I have never been in the military. In 1970, I was eighteen years old and the draft was coming. The Vietnam War was in the nightly news. Thousands of our men and women were being sent to southeast Asia. As an eighteen year old, high school graduate with a draft status of 1A, I felt I would have been drafted and sent to Vietnam. I was neither, pro-war or anti-war, I would do my duty if called, but I hoped I wouldn’t be called. The day before the draft lottery, I almost joined the Air Force, but I did not and took my chances. Out of a possible 365 (one per each day of the year), my birthday number was 350. I was safe; I would not have to go.
My father was in the Army and fought in Europe during WWII. My brother and sister both served in the Navy. My father-in-law was a Major in the Army Air Corp and served in Europe. My uncles served in the military.

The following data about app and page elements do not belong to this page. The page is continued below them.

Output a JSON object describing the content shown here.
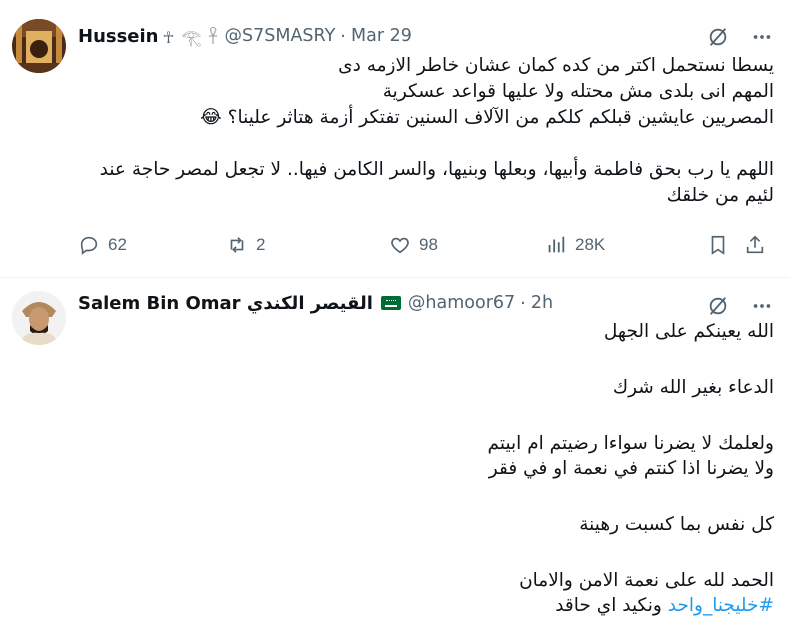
{
  "tweet1": {
    "name": "Hussein",
    "name_extra": "☥ 𓂀 𓋹",
    "handle": "@S7SMASRY",
    "separator": "·",
    "time": "Mar 29",
    "lines": [
      "يسطا نستحمل اكتر من كده كمان عشان خاطر الازمه دى",
      "المهم انى بلدى مش محتله ولا عليها قواعد عسكرية",
      "المصريين عايشين قبلكم كلكم من الآلاف السنين تفتكر أزمة هتاثر علينا؟ 😂",
      "اللهم يا رب بحق فاطمة وأبيها، وبعلها وبنيها، والسر الكامن فيها.. لا تجعل لمصر حاجة عند",
      "لئيم من خلقك"
    ],
    "replies": "62",
    "reposts": "2",
    "likes": "98",
    "views": "28K"
  },
  "tweet2": {
    "name": "Salem Bin Omar القيصر الكندي",
    "handle": "@hamoor67",
    "separator": "·",
    "time": "2h",
    "lines": [
      "الله يعينكم على الجهل",
      "الدعاء بغير الله شرك",
      "ولعلمك لا يضرنا سواءا رضيتم ام ابيتم",
      "ولا يضرنا اذا كنتم في نعمة او في فقر",
      "كل نفس بما كسبت رهينة",
      "الحمد لله على نعمة الامن والامان",
      "#خليجنا_واحد",
      "ونكيد اي حاقد"
    ]
  },
  "colors": {
    "text": "#0f1419",
    "muted": "#536471",
    "link": "#1d9bf0",
    "border": "#eff3f4"
  },
  "icons": [
    "grok-icon",
    "more-icon",
    "reply-icon",
    "repost-icon",
    "like-icon",
    "views-icon",
    "bookmark-icon",
    "share-icon"
  ]
}
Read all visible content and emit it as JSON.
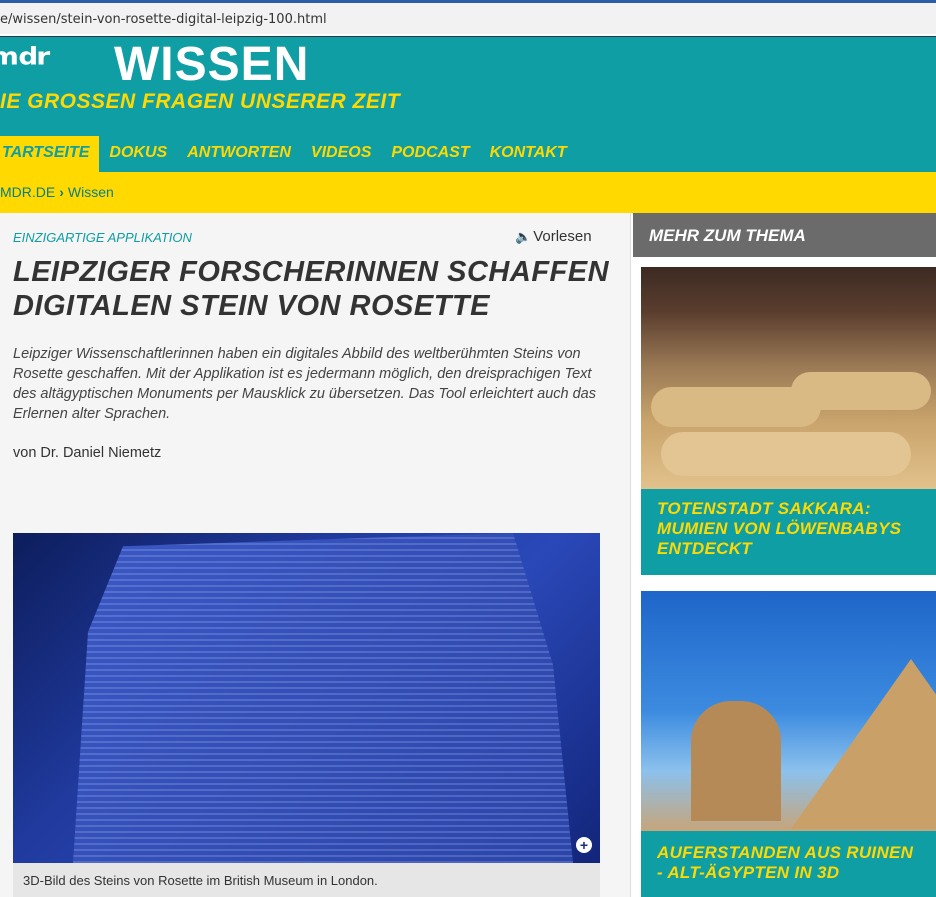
{
  "browser": {
    "url": "e/wissen/stein-von-rosette-digital-leipzig-100.html"
  },
  "header": {
    "logo_mdr": "ᵐᵈʳ",
    "logo_wissen": "WISSEN",
    "tagline": "IE GROSSEN FRAGEN UNSERER ZEIT",
    "nav": [
      "TARTSEITE",
      "DOKUS",
      "ANTWORTEN",
      "VIDEOS",
      "PODCAST",
      "KONTAKT"
    ]
  },
  "breadcrumb": {
    "items": [
      "MDR.DE",
      "Wissen"
    ],
    "separator": "›"
  },
  "article": {
    "kicker": "EINZIGARTIGE APPLIKATION",
    "vorlesen": "Vorlesen",
    "headline": "LEIPZIGER FORSCHERINNEN SCHAFFEN DIGITALEN STEIN VON ROSETTE",
    "teaser": "Leipziger Wissenschaftlerinnen haben ein digitales Abbild des weltberühmten Steins von Rosette geschaffen. Mit der Applikation ist es jedermann möglich, den dreisprachigen Text des altägyptischen Monuments per Mausklick zu übersetzen. Das Tool erleichtert auch das Erlernen alter Sprachen.",
    "author": "von Dr. Daniel Niemetz",
    "image_caption": "3D-Bild des Steins von Rosette im British Museum in London."
  },
  "sidebar": {
    "heading": "MEHR ZUM THEMA",
    "cards": [
      {
        "title": "TOTENSTADT SAKKARA: MUMIEN VON LÖWENBABYS ENTDECKT"
      },
      {
        "title": "AUFERSTANDEN AUS RUINEN - ALT-ÄGYPTEN IN 3D"
      }
    ]
  },
  "colors": {
    "teal": "#0f9ea3",
    "yellow": "#ffd900",
    "gray_header": "#6b6b6b"
  }
}
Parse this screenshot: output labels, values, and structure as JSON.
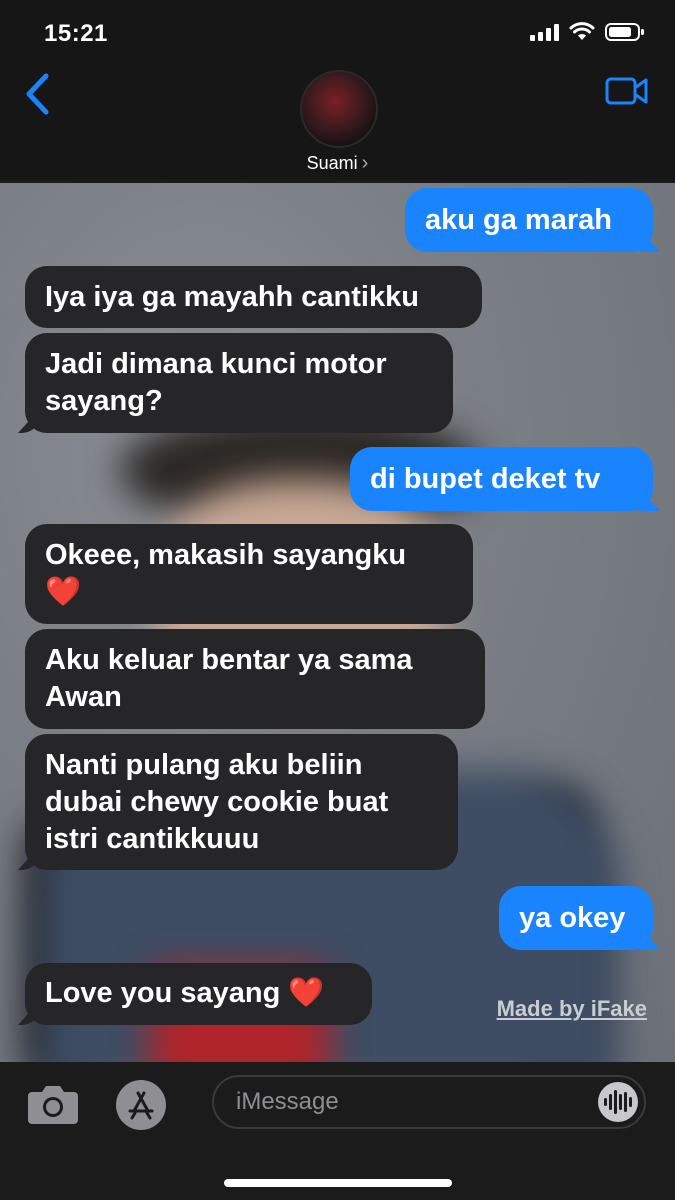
{
  "status_bar": {
    "time": "15:21"
  },
  "header": {
    "contact_name": "Suami",
    "contact_chevron": "›"
  },
  "messages": [
    {
      "direction": "outgoing",
      "text": "aku ga marah"
    },
    {
      "direction": "incoming",
      "text": "Iya iya ga mayahh cantikku"
    },
    {
      "direction": "incoming",
      "line1": "Jadi dimana kunci motor",
      "line2": "sayang?"
    },
    {
      "direction": "outgoing",
      "text": "di bupet deket tv"
    },
    {
      "direction": "incoming",
      "line1": "Okeee, makasih sayangku",
      "emoji": "❤️"
    },
    {
      "direction": "incoming",
      "line1": "Aku keluar bentar ya sama",
      "line2": "Awan"
    },
    {
      "direction": "incoming",
      "line1": "Nanti pulang aku beliin",
      "line2": "dubai chewy cookie buat",
      "line3": "istri cantikkuuu"
    },
    {
      "direction": "outgoing",
      "text": "ya okey"
    },
    {
      "direction": "incoming",
      "text": "Love you sayang",
      "emoji": "❤️"
    }
  ],
  "watermark": "Made by iFake",
  "composer": {
    "placeholder": "iMessage"
  },
  "colors": {
    "outgoing_bubble": "#1a84ff",
    "incoming_bubble": "#262628",
    "accent": "#1a84ff"
  },
  "icons": [
    "back-chevron-icon",
    "facetime-video-icon",
    "camera-icon",
    "app-store-icon",
    "audio-waveform-icon",
    "signal-icon",
    "wifi-icon",
    "battery-icon"
  ]
}
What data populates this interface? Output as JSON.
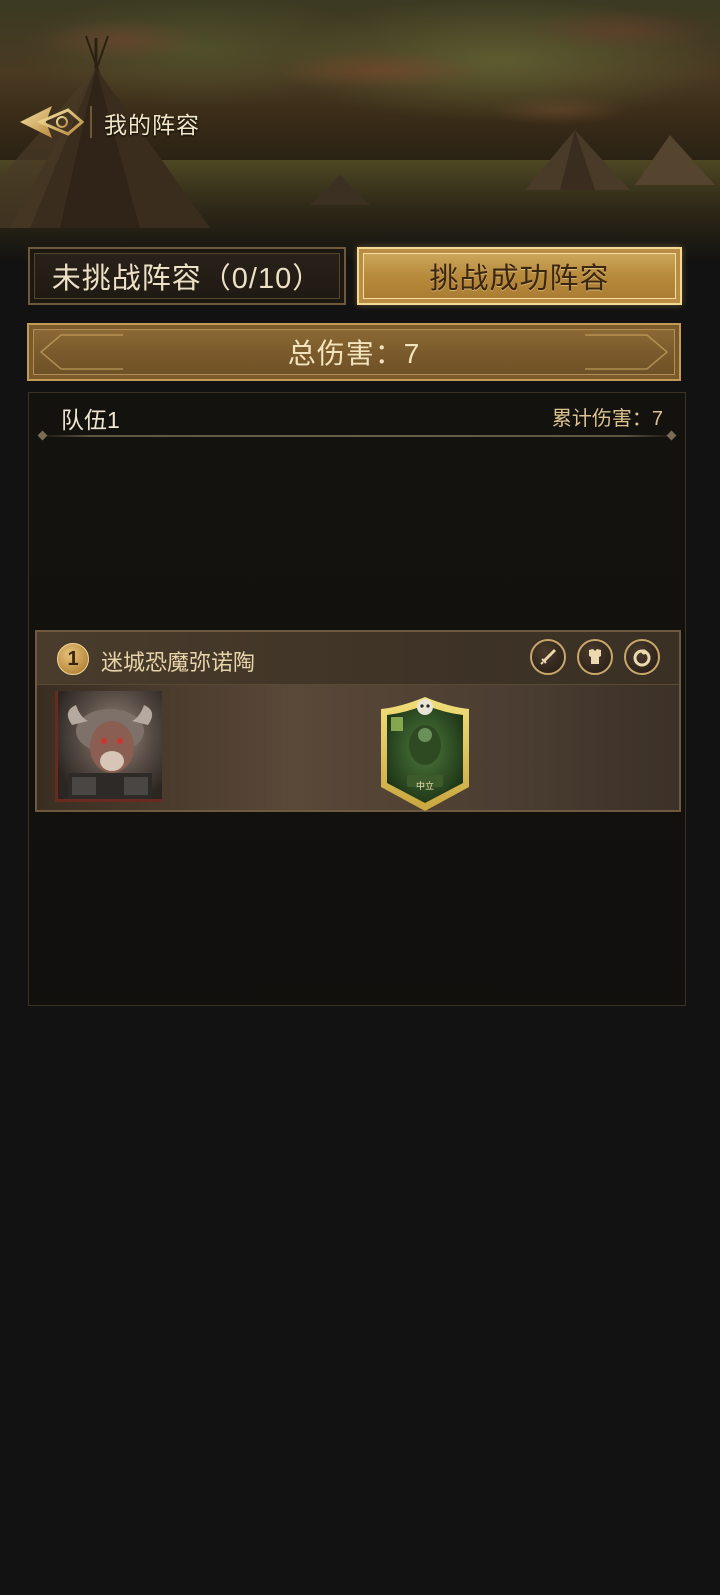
{
  "header": {
    "title": "我的阵容"
  },
  "tabs": [
    {
      "label": "未挑战阵容（0/10）",
      "active": false
    },
    {
      "label": "挑战成功阵容",
      "active": true
    }
  ],
  "total_damage": {
    "text": "总伤害：7"
  },
  "team": {
    "name": "队伍1",
    "damage_text": "累计伤害：7"
  },
  "boss": {
    "index": "1",
    "name": "迷城恐魔弥诺陶",
    "equipment_icons": [
      "sword-icon",
      "armor-icon",
      "ring-icon"
    ]
  },
  "hero_card": {
    "label": "中立"
  },
  "colors": {
    "gold": "#d2ad62",
    "gold_border": "#f3d894",
    "text_light": "#efe6d0",
    "text_gold": "#dcc390",
    "panel_bg": "#121212"
  }
}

As a nation, most of our families have a similar story. Throughout our nation’s history, families have shared their loved ones to protect our country, our families, and our way of life. For this, the members of our armed services deserve our highest respect and gratitude. We must do our best to provide for those who have faced the enemy.
I say Thank You to the 1970 guy whose number was 10, 47, 63, 82, or 106 who went in my place. I don’t know if you came back home or not, but I’m grateful to you. You probably never had a parade or someone to pick up your meal ticket, but to you I say “Thank you for your service. My life has been good because of what you have done or are currently doing.”
I’m just one of many who give thanks to you throughout the year.